• What is being asked
From the data that follows, copy every line with the string "title".

• Entries shown
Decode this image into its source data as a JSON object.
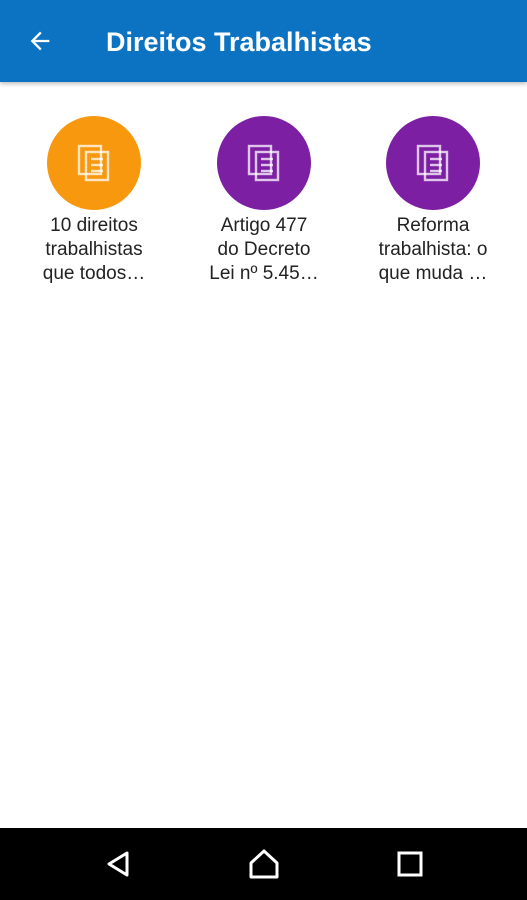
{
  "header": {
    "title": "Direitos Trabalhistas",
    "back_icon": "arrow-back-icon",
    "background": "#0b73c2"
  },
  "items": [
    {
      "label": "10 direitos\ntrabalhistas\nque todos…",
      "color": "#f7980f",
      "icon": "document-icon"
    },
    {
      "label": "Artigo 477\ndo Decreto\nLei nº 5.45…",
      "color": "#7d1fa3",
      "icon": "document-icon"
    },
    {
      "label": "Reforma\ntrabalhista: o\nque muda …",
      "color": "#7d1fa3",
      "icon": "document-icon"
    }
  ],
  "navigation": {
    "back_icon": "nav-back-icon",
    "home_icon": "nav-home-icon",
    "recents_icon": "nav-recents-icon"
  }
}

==

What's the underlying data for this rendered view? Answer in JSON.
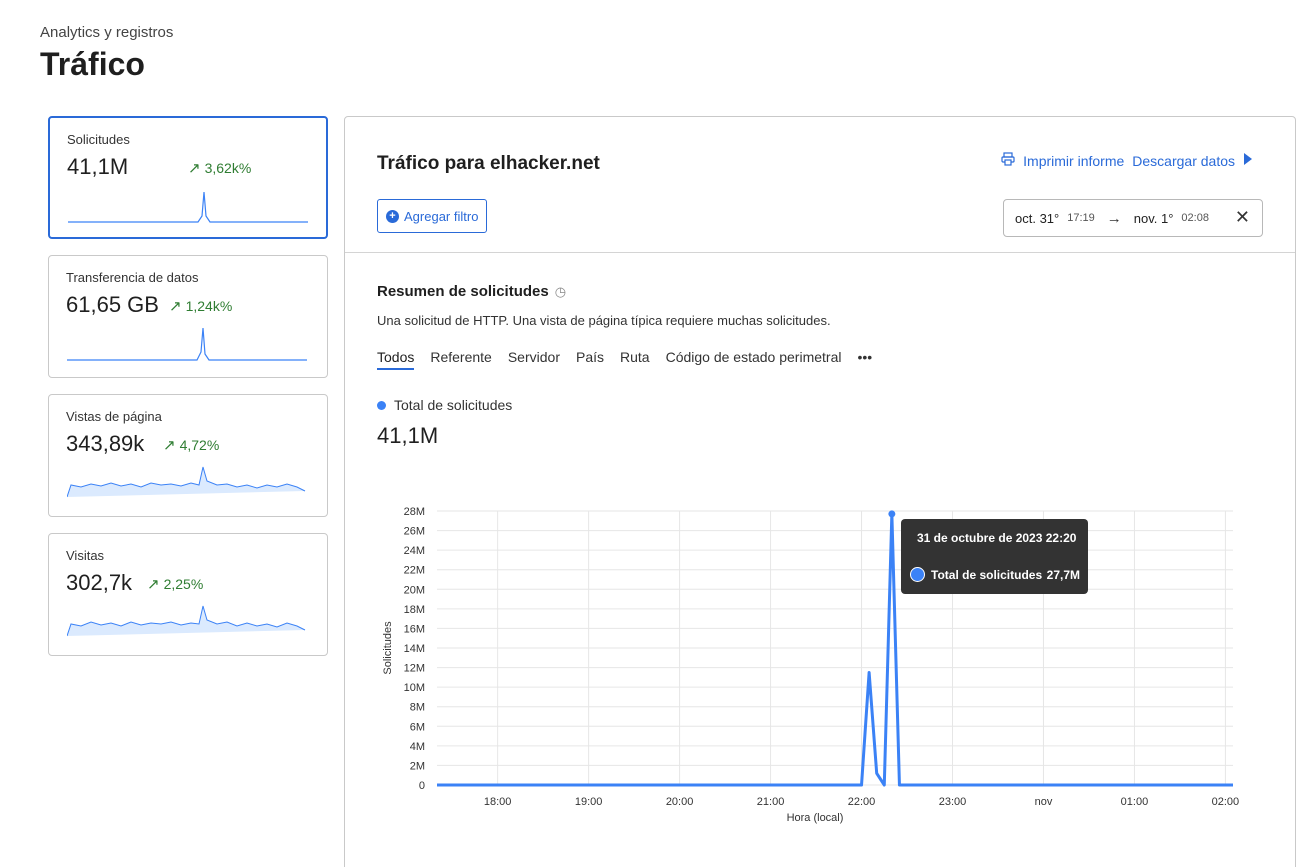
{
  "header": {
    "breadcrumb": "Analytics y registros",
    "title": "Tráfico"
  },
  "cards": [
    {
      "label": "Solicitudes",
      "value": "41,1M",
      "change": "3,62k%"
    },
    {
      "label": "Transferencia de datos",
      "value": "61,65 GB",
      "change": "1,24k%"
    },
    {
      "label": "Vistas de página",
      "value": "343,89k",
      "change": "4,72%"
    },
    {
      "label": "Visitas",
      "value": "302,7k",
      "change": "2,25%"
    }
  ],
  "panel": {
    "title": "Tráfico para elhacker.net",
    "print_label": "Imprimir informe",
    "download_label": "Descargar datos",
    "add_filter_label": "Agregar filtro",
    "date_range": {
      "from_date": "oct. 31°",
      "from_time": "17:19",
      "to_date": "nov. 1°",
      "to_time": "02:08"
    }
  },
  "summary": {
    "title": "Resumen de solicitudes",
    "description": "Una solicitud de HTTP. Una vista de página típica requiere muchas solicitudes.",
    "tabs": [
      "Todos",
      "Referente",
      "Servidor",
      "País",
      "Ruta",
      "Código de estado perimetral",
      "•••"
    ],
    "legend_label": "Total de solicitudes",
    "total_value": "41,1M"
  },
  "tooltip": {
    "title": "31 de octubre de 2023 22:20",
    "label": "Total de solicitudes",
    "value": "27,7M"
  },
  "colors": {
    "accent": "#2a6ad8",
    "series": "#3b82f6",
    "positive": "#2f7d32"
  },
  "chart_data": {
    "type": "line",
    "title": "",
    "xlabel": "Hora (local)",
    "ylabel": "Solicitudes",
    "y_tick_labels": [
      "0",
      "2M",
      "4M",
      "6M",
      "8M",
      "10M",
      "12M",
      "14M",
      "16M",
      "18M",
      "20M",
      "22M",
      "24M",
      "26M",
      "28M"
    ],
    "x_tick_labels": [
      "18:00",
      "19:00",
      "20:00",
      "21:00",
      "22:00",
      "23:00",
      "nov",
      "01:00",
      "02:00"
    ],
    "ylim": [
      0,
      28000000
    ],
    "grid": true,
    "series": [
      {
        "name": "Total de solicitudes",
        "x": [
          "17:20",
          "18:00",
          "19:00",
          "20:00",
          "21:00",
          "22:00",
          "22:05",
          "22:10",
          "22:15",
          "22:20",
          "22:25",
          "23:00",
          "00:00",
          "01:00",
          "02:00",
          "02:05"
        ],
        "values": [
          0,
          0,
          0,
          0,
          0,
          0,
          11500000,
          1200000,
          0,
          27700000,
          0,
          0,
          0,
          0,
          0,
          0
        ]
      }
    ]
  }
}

• Result of this exercise
    "title": "Direitos Trabalhistas",
    "title": "Tráfico"
    "title": "Tráfico para elhacker.net",
    "title": "Resumen de solicitudes",
    "title": "31 de octubre de 2023 22:20",
    "title": "",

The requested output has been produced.